I often think about my childhood and how much I wish my parents would have aspired to find some passion in me, and to help me learn how to pursue it. I think about that English teacher, and how that relationship could have turned into a mentorship that may have filled in the blanks, or offered those subtle insights into having a talent in a professional world that would have allowed me to develop my creativity and my professional success simultaneously. Don’t get me wrong, when I talk about success I am not referring to a Stephen King level of success or even a David Foster Wallace level of success, I am simply referring to having developed the means to cultivate a talent while also building a career. I never had that, at least the mentor that many successful artists do. Everything I know I learned by making mistakes, and by not giving up, but alas I still find myself in positions to, you know, not give up. It would be nice, at this point, to not even have the option of giving up and pursing something else, and that alternative to be an acceptable norm in the eyes of some people (my parents). I find that the difference that that mentor would have made is in the little push over the edge, you know when you're almost there, and you're always only almost there, but that little push; you know, like when something goes viral it was because that one extra person decided to like, or comment, or share, or whatever—that one little push that made the difference.

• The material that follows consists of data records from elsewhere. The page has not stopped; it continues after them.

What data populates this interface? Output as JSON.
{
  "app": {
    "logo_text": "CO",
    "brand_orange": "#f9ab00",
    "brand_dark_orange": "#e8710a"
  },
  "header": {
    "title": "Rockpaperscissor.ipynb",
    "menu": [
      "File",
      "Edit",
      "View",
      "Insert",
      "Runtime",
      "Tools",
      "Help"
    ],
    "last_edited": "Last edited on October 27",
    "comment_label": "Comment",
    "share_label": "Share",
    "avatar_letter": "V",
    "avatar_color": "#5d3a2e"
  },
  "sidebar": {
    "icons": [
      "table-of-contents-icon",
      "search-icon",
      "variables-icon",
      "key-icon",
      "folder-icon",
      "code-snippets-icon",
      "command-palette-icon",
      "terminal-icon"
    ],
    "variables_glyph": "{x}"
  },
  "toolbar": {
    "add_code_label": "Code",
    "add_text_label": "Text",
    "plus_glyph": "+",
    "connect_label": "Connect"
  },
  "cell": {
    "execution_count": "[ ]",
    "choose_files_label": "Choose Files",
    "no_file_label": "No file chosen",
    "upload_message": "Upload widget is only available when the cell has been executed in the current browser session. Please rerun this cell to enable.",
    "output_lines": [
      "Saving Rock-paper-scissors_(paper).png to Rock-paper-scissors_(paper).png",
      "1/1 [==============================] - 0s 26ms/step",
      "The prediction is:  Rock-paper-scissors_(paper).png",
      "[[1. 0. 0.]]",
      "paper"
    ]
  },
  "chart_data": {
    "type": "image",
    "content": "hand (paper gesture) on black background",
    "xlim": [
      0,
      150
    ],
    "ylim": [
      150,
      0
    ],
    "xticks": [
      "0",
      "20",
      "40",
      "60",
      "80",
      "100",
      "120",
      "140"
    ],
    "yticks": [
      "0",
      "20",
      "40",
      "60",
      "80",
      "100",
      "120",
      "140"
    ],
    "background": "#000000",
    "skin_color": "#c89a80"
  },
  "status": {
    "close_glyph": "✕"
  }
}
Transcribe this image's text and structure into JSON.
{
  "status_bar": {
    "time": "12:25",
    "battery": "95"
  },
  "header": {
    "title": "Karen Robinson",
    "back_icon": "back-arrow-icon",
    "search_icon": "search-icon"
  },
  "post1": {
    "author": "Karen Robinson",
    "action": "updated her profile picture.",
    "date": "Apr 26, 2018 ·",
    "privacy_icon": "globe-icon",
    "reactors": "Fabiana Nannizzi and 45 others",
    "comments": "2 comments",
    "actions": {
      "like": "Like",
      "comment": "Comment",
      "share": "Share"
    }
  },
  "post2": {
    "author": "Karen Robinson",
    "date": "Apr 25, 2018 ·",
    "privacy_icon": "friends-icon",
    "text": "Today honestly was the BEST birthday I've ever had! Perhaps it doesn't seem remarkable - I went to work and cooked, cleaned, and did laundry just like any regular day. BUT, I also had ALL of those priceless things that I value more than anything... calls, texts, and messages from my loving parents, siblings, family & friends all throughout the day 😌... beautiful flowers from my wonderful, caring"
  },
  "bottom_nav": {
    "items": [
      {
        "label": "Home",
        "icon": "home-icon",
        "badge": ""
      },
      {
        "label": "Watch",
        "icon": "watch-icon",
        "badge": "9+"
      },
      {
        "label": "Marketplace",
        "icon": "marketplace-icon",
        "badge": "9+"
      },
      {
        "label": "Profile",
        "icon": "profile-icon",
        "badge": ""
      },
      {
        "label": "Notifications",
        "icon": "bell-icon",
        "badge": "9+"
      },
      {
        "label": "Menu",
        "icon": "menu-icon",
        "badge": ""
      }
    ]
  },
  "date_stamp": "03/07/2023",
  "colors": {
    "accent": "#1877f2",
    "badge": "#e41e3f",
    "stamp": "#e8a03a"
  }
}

Don’t get me wrong, hard work makes a huge difference, especially for yourself when you lay your head on the pillow at night, however learning to ask for help, and to keep asking, and to continue doing it, that is what will push you over that edge.
I am a freelance author, writer, critic, artist, and entrepreneur living in the Heart of the Texas Hill Country.